Knowing they wanted to stay, Gerard began working at the Portland Harbor Hotel, one of the city’s first luxury hotels. He’s been there since 2004, save for a two-year stint at Ogunquit’s Cliff House, and helped to grow the hotel into the popular destination it is today. His latest focus is on the hotel’s two newest, seasonal properties. The Inn at Diamond Cove and Diamond’s Edge Restaurant and Marina are located on the site of Great Diamond Island’s Fort McKinley and only accessible by boat. While the new properties have taken up much of his time in the summer, he says his priority is always making sure that his staff is content. “Hotel management is managing people,” he says. “I do what I need to do to make sure that the staff is happy, because when they’re happy, my guests are happy. It’s not just about the building and the room and the bedspread. Those are material things. You can stay in a beautiful hotel, but if the service is not there, guests are not going to come back no matter how luxurious the bedspread is.”
Annie’s work has a similar intent. She turns lackluster spaces into livable rooms that not only meet the needs of her clients, but, much like good hotel service, are thoughtful and intuitive. She works so closely with her clients that the relationship they develop often turns from professional into personal. “I’ve probably become friends with 95 percent of my clients,” says the designer, who went out on her own almost a decade ago. “We’re on speed dial.” Her interior spaces—which might feature a pair of sky blue velvet slipper chairs with braided trim framing a fireplace, or a plush tufted headboard centered against Moroccan-inspired wallpaper—are elegant, sophisticated, and timeless. “It makes me happy to see something transformed from what it was to what it can be,” she says. “I like a neutral room with pops of color, so that in five years, you can change that pop and get a whole different look.”

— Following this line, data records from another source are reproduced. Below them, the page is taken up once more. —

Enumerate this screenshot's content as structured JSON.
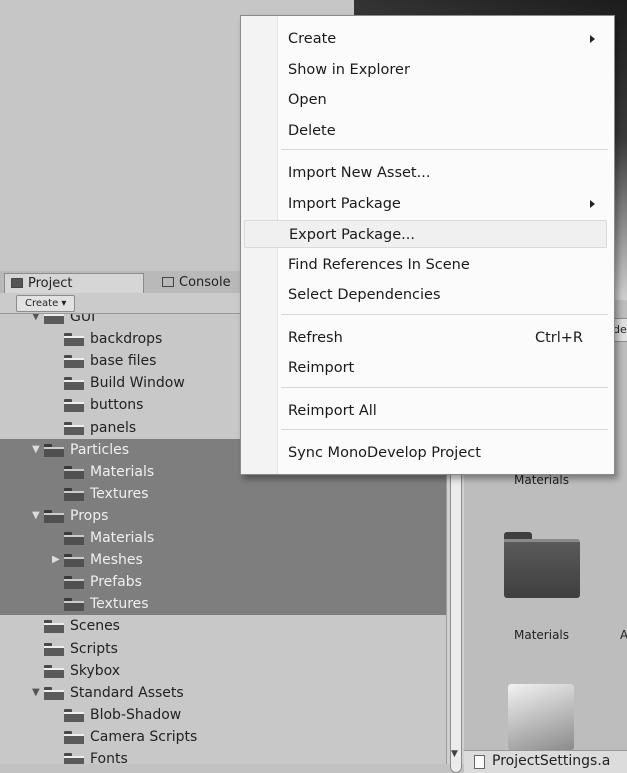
{
  "tabs": {
    "project": "Project",
    "console": "Console"
  },
  "toolbar": {
    "create_label": "Create ▾"
  },
  "tree": [
    {
      "label": "GUI",
      "depth": 0,
      "expanded": true,
      "selected": false
    },
    {
      "label": "backdrops",
      "depth": 1,
      "expanded": false,
      "selected": false
    },
    {
      "label": "base files",
      "depth": 1,
      "expanded": false,
      "selected": false
    },
    {
      "label": "Build Window",
      "depth": 1,
      "expanded": false,
      "selected": false
    },
    {
      "label": "buttons",
      "depth": 1,
      "expanded": false,
      "selected": false
    },
    {
      "label": "panels",
      "depth": 1,
      "expanded": false,
      "selected": false
    },
    {
      "label": "Particles",
      "depth": 0,
      "expanded": true,
      "selected": true
    },
    {
      "label": "Materials",
      "depth": 1,
      "expanded": false,
      "selected": true
    },
    {
      "label": "Textures",
      "depth": 1,
      "expanded": false,
      "selected": true
    },
    {
      "label": "Props",
      "depth": 0,
      "expanded": true,
      "selected": true
    },
    {
      "label": "Materials",
      "depth": 1,
      "expanded": false,
      "selected": true
    },
    {
      "label": "Meshes",
      "depth": 1,
      "expanded": false,
      "collapsed_arrow": true,
      "selected": true
    },
    {
      "label": "Prefabs",
      "depth": 1,
      "expanded": false,
      "selected": true
    },
    {
      "label": "Textures",
      "depth": 1,
      "expanded": false,
      "selected": true
    },
    {
      "label": "Scenes",
      "depth": 0,
      "expanded": false,
      "selected": false
    },
    {
      "label": "Scripts",
      "depth": 0,
      "expanded": false,
      "selected": false
    },
    {
      "label": "Skybox",
      "depth": 0,
      "expanded": false,
      "selected": false
    },
    {
      "label": "Standard Assets",
      "depth": 0,
      "expanded": true,
      "selected": false
    },
    {
      "label": "Blob-Shadow",
      "depth": 1,
      "expanded": false,
      "selected": false
    },
    {
      "label": "Camera Scripts",
      "depth": 1,
      "expanded": false,
      "selected": false
    },
    {
      "label": "Fonts",
      "depth": 1,
      "expanded": false,
      "selected": false
    }
  ],
  "grid": {
    "top_chip": "de",
    "label_1": "Materials",
    "label_2": "Materials",
    "label_2b": "A",
    "file_label": "ProjectSettings.a"
  },
  "context_menu": {
    "items": [
      {
        "label": "Create",
        "shortcut": "",
        "submenu": true
      },
      {
        "label": "Show in Explorer",
        "shortcut": "",
        "submenu": false
      },
      {
        "label": "Open",
        "shortcut": "",
        "submenu": false
      },
      {
        "label": "Delete",
        "shortcut": "",
        "submenu": false
      },
      {
        "separator": true
      },
      {
        "label": "Import New Asset...",
        "shortcut": "",
        "submenu": false
      },
      {
        "label": "Import Package",
        "shortcut": "",
        "submenu": true
      },
      {
        "label": "Export Package...",
        "shortcut": "",
        "submenu": false,
        "highlighted": true
      },
      {
        "label": "Find References In Scene",
        "shortcut": "",
        "submenu": false
      },
      {
        "label": "Select Dependencies",
        "shortcut": "",
        "submenu": false
      },
      {
        "separator": true
      },
      {
        "label": "Refresh",
        "shortcut": "Ctrl+R",
        "submenu": false
      },
      {
        "label": "Reimport",
        "shortcut": "",
        "submenu": false
      },
      {
        "separator": true
      },
      {
        "label": "Reimport All",
        "shortcut": "",
        "submenu": false
      },
      {
        "separator": true
      },
      {
        "label": "Sync MonoDevelop Project",
        "shortcut": "",
        "submenu": false
      }
    ]
  },
  "icons": {
    "folder": "folder-icon",
    "submenu": "chevron-right-icon",
    "expand": "triangle-down-icon",
    "collapse": "triangle-right-icon",
    "file": "file-icon"
  }
}
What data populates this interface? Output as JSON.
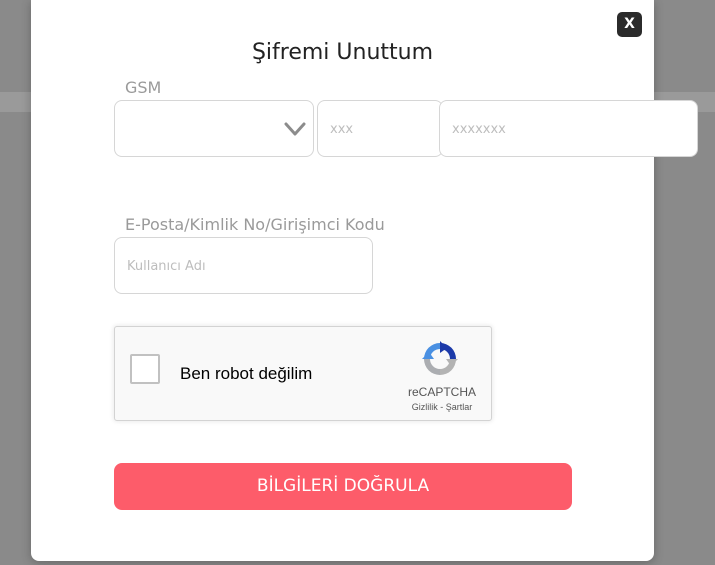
{
  "modal": {
    "close_label": "X",
    "title": "Şifremi Unuttum"
  },
  "gsm": {
    "label": "GSM",
    "country_select_value": "",
    "area_placeholder": "xxx",
    "number_placeholder": "xxxxxxx"
  },
  "identity": {
    "label": "E-Posta/Kimlik No/Girişimci Kodu",
    "username_placeholder": "Kullanıcı Adı"
  },
  "recaptcha": {
    "checkbox_label": "Ben robot değilim",
    "brand": "reCAPTCHA",
    "privacy_link": "Gizlilik",
    "separator": "-",
    "terms_link": "Şartlar",
    "logo_icon": "recaptcha-logo-icon"
  },
  "submit": {
    "label": "BİLGİLERİ DOĞRULA"
  },
  "colors": {
    "accent": "#fd5c6a",
    "close_bg": "#2b2b2b",
    "overlay": "#8a8a8a"
  }
}
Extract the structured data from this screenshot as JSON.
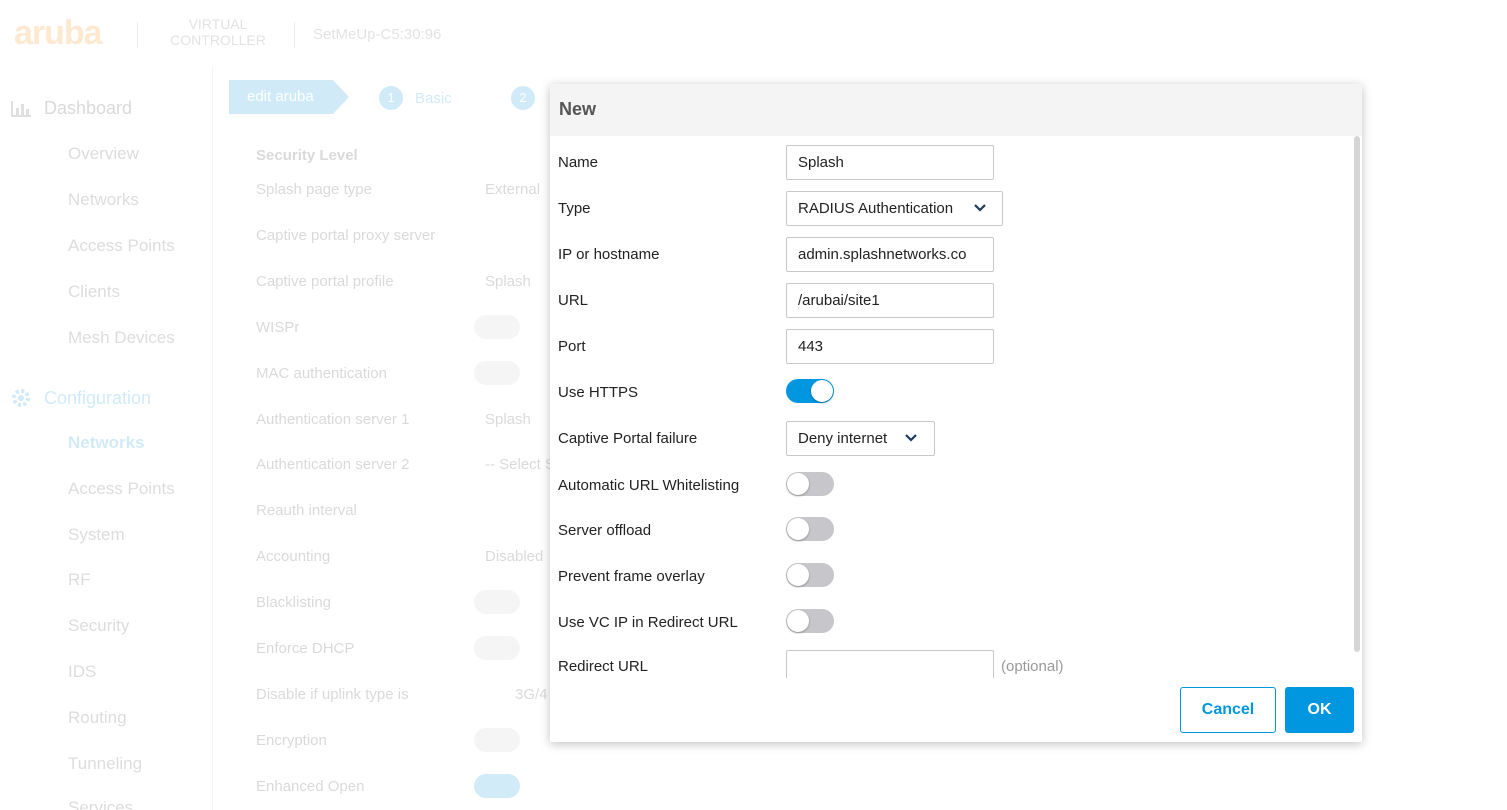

Her fashion style is similar, but pared down. “I wear a lot of black,” says the designer, whose fashion background includes ten years spent at Guess clothing. “Black pants and a nice jacket. I’m low-key in my dress. I like nice clothes, but simple.” Gerard wears suits to work, but is more casual when he’s spending the day on Great Diamond Island. Then it’s nice pants and polo shirts. “He’s always very classic,” says Annie.
On their table, the French press sits empty except for the tea leaves stamped to the bottom. Both Annie and Gerard have busy afternoons ahead of them—she’s expecting a visit from Distinctive Tile and Design’s Larry Stoddard, and he has a meeting—but they’re ever the gracious hosts. “Have dessert before you
leave,” Gerard insists, motioning at the plate of untouched cookies. Before there’s even a chance for polite protest, Annie holds out a small plate of extras for me to take home.